Broadly speaking, the glory days of the giallo were the mid 60s to the late 70s. But the genre never entirely went away. Still hasn’t. Dario Argento saw in the new millennium with ‘Sleepless’, a rather calculated return to form that gave him the biggest hit in his native Italy that he’d had since ‘The Stendahl Syndrome’ five years earlier.
A prologue set in 1983 has world-weary cop Inspector Moretti (Max von Sydow) promised the young son of a murder victim that he’ll bring the killer to justice if it takes him the rest of his life. A promise he thinks he’s fulfilled when the dead body of the dwarf identified as the killer is retrieved and the case is closed.
Eighteen years later, Moretti has retired, the young lad Giacomo (Stefano Dionisi) is now in his twenties and embarking on a relationship with harpist Gloria (Chiara Caselli), and Moretti’s successor Inspector Manni (Paolo Maria Scalondro) finds himself reopening Moretti’s old case when an identical series of murders occur.

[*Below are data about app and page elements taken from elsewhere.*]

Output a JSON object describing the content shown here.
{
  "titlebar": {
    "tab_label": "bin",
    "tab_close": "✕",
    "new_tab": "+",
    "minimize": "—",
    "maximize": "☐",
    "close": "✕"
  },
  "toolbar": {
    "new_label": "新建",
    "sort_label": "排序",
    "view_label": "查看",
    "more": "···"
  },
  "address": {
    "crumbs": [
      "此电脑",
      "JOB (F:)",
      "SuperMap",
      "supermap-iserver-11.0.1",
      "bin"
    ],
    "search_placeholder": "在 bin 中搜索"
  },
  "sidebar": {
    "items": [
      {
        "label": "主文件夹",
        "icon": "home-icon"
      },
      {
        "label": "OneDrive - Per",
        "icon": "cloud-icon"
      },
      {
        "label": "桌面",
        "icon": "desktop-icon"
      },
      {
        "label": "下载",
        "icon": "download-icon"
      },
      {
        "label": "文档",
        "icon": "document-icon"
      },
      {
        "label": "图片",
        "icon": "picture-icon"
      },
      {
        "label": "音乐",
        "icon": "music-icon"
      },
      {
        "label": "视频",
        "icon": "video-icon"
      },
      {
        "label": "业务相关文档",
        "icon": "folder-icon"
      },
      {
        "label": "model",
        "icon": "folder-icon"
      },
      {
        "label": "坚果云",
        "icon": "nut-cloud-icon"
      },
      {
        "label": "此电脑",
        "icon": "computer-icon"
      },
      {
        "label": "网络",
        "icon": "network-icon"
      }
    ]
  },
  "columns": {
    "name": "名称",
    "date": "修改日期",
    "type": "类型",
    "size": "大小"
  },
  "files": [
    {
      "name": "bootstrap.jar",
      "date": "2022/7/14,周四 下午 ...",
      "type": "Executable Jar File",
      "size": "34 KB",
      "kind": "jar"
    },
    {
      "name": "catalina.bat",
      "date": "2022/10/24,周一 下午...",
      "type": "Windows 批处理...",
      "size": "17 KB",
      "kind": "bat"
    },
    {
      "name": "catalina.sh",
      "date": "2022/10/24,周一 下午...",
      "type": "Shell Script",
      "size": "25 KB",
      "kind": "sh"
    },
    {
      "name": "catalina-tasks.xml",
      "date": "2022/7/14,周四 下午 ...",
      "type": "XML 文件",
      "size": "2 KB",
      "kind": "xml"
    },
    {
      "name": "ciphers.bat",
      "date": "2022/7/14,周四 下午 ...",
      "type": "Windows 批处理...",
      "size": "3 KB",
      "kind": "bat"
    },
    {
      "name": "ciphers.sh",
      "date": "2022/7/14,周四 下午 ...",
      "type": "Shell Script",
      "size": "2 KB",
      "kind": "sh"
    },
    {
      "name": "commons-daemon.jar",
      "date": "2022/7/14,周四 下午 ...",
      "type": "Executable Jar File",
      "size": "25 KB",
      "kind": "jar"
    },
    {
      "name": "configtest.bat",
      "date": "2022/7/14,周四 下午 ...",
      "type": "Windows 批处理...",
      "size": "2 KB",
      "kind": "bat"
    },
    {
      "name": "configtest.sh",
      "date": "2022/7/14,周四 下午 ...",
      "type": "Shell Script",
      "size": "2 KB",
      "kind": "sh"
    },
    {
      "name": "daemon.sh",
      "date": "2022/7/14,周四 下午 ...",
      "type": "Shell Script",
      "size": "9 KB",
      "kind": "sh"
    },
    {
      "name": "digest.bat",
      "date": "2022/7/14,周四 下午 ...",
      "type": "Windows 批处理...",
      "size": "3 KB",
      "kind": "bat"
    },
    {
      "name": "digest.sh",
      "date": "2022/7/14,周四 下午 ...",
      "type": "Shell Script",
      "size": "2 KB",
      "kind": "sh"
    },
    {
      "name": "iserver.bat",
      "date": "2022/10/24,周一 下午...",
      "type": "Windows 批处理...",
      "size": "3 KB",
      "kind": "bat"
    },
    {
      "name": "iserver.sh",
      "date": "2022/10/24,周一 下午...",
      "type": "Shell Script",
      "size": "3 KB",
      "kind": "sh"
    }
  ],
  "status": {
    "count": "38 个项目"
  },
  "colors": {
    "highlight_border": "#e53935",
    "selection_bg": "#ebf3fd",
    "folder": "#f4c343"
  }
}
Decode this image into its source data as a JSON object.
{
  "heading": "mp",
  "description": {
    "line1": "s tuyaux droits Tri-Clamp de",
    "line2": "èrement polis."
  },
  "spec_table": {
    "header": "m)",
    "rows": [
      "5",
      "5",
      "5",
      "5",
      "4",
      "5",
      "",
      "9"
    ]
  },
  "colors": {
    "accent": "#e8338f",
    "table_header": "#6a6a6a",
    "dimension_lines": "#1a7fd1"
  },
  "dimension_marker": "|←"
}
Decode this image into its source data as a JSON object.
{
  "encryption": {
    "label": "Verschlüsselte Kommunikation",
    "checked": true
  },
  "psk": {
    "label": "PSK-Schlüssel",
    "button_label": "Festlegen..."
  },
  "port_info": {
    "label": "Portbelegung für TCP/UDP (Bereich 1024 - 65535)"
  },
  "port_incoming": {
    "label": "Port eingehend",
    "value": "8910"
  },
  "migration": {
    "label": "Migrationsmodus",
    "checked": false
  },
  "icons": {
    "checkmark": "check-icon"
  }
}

There are two ways to look at ‘Sleepless’: an old-school return to the giallo stamping ground that Argento made his name with; or a “greatest hits” package that simply rehashes former glories. Indeed, the case for the latter hardly needs to be made. There isn’t a single set-piece that doesn’t recall an earlier example of Argento’s filmography, with ‘Deep Red’ in particular being worked over (major plot points involve a child’s nursery rhyme, a buried childhood memory, a character poking about in an old dark house, and a victim menaced by a mechanical doll marching inexorably out of the shadows) like there’s no tomorrow. A secret unearthed in a graveyard recalls ‘Cat of Nine Tails’; a victim framed between the windows of a train is reminiscent of the huge glass doors both framing and denying prevention of the murder in ‘The Bird with the Crystal Plumage’; some prowling camerawork in a concert hall is straight out of ‘Opera’, and the plot device of a novelist whose opus the killing spree seems to be patterned on is ‘Tenebre’ writ large.
However, coming after the abysmal ‘Phantom of the Opera’, and providing the last hurrah of satisfyingly stylish Argento goodness prior to a decade’s worth of offerings (‘The Card Player’, ‘Do You Like Hitchcock?’, ‘Mother of Tears’, ‘Giallo’) that has seen his stock plummet to a new low, even something as deliberately reflexive as ‘Sleepless’ is to be embraced: it’s a reminder, however self-derivative, of what you love about Argento.